Sen. John Cornyn, R-Texas, disputed that. “I do not believe the border is secure and I still believe we have a long, long way to go,” he said.
Protesters interrupted the hearing several times, with some shouting and waving banners against deportations, which have increased markedly under the Obama administration despite its push to find a political accommodation for many who have been living in the U.S. Later people in another group stood and silently turned their backs to the dais where the senators sat. They wore signs on their backs reading “human rights” and “immigrant rights.” Leahy chided them for interrupting proceedings.
Obama says he is determined to finally make good on his promise to the Latino community to sign into law a comprehensive immigration bill with border security, employer enforcement, improvements to legal immigration and a path to citizenship for illegal immigrants already here. Meanwhile, a bipartisan group of eight senators has been meeting to develop a bill by next month that accomplishes eventual citizenship for illegal immigrants while also containing enough border security and enforcement measures to gain conservative support.

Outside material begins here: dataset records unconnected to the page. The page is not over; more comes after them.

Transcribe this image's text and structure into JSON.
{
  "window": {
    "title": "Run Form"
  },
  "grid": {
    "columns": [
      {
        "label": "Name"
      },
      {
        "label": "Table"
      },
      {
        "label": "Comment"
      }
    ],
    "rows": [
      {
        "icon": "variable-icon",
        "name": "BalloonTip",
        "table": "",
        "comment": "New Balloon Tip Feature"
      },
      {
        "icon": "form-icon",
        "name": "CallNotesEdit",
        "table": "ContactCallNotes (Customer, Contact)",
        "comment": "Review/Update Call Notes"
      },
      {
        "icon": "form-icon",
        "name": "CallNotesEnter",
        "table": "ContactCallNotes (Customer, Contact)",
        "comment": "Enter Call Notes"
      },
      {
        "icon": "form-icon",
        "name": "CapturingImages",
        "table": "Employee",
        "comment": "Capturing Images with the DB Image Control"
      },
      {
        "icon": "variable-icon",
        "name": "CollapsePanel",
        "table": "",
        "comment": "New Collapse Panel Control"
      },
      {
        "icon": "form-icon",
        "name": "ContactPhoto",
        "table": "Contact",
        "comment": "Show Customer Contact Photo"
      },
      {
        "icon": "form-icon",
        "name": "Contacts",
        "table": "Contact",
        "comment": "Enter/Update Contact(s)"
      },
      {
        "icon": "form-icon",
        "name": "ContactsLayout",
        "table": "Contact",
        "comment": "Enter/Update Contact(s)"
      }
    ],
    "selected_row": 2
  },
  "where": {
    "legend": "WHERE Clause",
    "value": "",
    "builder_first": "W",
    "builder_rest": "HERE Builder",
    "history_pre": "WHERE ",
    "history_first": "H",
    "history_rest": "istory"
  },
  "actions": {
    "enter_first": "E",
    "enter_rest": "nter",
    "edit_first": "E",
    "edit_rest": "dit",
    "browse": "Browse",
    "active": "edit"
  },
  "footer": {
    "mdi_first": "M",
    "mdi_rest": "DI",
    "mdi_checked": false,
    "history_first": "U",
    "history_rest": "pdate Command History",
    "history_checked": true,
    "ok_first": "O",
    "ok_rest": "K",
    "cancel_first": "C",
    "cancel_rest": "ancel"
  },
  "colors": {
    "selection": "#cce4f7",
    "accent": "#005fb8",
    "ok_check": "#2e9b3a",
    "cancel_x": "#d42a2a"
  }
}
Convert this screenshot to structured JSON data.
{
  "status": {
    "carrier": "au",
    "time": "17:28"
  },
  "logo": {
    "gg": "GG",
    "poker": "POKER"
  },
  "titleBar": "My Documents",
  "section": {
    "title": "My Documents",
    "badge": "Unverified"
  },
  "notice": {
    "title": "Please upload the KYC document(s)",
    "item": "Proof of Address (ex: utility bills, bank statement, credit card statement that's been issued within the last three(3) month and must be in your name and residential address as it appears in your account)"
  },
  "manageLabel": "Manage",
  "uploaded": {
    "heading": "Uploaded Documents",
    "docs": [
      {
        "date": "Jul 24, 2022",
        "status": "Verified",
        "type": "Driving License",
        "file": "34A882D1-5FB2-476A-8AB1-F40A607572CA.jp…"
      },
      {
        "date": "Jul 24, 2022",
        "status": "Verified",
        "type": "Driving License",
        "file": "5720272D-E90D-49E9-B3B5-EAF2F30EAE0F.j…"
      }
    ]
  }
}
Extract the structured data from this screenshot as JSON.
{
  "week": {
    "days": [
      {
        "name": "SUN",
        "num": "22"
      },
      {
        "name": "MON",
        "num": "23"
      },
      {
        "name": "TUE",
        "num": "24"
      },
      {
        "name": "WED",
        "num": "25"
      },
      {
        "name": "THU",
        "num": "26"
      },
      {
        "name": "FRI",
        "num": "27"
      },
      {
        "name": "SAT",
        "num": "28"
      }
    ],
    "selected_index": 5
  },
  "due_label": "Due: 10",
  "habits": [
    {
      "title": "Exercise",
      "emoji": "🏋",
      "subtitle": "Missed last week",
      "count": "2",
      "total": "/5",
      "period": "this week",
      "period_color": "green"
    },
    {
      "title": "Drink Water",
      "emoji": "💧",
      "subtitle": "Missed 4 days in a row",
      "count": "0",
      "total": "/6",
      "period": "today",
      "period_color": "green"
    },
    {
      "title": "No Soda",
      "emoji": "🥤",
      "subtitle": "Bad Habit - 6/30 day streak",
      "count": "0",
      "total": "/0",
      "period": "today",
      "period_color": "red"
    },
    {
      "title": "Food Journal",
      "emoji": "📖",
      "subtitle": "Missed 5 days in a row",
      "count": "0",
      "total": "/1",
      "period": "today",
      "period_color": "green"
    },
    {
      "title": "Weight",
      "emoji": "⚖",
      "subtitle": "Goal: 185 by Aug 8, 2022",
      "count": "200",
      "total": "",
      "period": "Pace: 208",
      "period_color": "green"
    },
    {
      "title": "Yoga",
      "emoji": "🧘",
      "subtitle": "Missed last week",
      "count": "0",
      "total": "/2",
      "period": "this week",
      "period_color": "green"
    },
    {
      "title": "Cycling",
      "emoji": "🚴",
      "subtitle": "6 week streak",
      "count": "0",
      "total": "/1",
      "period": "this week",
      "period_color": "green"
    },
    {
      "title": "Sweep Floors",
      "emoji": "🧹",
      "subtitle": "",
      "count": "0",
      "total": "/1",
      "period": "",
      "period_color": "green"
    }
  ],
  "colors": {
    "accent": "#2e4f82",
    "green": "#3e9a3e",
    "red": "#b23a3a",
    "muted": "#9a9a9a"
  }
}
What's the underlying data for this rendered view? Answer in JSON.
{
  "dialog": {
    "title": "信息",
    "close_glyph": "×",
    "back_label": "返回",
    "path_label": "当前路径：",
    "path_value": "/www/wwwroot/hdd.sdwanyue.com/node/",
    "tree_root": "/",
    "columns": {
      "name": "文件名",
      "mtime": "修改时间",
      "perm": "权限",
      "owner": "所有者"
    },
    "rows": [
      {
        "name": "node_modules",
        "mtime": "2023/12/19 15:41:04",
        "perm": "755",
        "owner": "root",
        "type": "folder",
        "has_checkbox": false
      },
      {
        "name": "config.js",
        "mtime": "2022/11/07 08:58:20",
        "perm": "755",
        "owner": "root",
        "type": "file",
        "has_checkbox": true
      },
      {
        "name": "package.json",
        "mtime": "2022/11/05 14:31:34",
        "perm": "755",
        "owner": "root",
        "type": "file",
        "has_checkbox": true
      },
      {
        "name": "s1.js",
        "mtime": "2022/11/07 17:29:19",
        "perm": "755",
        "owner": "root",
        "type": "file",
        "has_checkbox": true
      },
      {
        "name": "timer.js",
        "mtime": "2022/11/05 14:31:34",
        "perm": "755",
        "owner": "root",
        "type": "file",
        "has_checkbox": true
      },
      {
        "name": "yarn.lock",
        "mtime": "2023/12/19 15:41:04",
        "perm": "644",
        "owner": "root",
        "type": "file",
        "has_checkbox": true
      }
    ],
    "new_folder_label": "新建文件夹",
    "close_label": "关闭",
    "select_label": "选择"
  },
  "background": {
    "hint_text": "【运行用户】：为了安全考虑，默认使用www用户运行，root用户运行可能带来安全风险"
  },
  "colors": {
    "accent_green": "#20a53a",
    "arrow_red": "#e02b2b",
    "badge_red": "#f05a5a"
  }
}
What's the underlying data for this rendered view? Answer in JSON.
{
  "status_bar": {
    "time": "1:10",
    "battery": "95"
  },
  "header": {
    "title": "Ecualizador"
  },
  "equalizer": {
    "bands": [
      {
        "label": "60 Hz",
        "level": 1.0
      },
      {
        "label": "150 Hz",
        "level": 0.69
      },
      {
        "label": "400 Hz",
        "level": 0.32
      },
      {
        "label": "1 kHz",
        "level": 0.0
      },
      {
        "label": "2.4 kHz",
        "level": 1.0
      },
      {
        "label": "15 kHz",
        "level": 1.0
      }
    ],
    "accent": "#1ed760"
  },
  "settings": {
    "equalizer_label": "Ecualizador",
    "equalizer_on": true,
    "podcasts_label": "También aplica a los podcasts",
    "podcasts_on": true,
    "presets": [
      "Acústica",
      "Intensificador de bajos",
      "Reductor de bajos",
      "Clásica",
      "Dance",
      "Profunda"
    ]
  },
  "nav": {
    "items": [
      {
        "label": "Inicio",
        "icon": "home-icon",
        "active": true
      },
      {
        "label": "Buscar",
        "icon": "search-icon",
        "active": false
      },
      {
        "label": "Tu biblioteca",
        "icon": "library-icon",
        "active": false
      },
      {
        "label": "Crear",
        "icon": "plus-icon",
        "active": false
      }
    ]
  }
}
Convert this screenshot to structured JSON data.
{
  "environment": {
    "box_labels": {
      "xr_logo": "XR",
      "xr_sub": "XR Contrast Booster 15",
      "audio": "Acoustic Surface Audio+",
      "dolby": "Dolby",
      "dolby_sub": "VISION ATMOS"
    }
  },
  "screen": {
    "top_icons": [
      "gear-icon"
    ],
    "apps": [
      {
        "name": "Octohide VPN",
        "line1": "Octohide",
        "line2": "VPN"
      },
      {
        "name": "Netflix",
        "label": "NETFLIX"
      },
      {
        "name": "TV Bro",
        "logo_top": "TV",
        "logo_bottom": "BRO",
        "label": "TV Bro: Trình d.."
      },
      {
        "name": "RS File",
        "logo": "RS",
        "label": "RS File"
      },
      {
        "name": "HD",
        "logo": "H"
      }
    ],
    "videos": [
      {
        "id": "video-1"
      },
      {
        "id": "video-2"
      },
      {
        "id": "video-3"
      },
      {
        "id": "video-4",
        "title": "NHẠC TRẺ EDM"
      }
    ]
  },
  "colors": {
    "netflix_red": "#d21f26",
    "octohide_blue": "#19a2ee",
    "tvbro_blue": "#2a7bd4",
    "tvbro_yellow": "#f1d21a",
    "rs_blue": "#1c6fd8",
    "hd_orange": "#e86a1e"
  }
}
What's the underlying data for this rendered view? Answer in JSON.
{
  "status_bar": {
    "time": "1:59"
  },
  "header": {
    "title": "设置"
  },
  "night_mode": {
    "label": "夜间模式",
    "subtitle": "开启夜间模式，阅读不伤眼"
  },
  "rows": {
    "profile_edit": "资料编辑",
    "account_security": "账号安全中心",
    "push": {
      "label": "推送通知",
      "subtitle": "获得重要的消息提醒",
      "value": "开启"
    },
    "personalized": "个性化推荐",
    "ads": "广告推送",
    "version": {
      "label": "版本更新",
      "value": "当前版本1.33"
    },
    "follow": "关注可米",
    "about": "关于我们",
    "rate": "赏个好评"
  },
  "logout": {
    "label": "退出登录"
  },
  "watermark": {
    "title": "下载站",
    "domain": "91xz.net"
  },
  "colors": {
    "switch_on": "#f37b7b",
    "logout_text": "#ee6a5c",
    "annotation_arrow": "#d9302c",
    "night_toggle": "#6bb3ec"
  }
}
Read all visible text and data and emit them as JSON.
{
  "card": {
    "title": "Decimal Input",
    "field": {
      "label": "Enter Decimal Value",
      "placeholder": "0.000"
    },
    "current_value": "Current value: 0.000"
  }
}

The bipartisan Senate negotiators are operating separately from the Senate Judiciary Committee, but the committee would probably vote on any legislation they produce. First, numerous thorny issues would have to be solved. Questions Wednesday touched on how to define border security, how to structure a future worker program, how to ensure employers can and will verify the legal status of their workers, and how to craft a path to citizenship that would not advantage illegal immigrants over those attempting the process legally. Republicans insist that path must be conditional on the achievement of a secure border.
The action comes in a rapidly shifting political environment. Polls find more Americans support eventual citizenship for illegal immigrants and many Republican leaders are coming around to the same view after their party’s dismal showing among Latino voters in the November elections.
But, as the hearing made clear, deep divisions exist within the GOP that could threaten any legislation in the Senate, where Republicans hold enough votes to stall legislation, or in the House, where majority Republicans are waiting to see what the Senate does before taking any action.
Sen. Lindsey Graham, R-S.C., a Judiciary Committee member who is part of the bipartisan “Gang of Eight” working on an immigration bill, drew out Napolitano about the urgency of quick action on immigration legislation.
“Have you ever seen a better opportunity than the moment that exists today to pass comprehensive immigration reform?” Graham asked.
“No, this is the moment,” Napolitano replied.
“Do you agree with me that the pay-offs for the nation are enormous?” Graham asked, citing improving the economy and national security.
“I couldn’t say it better than you just did,” Napolitano said.
But not long after, Sessions made clear that those who think the time is ripe for will face determined opposition.
“There’s a lot of overconfidence about this bill,” Sessions said. “If it doesn’t really work it’s not going to pass, we’re going to expose it.”
Associated Press writer Alicia A. Caldwell contributed to this report.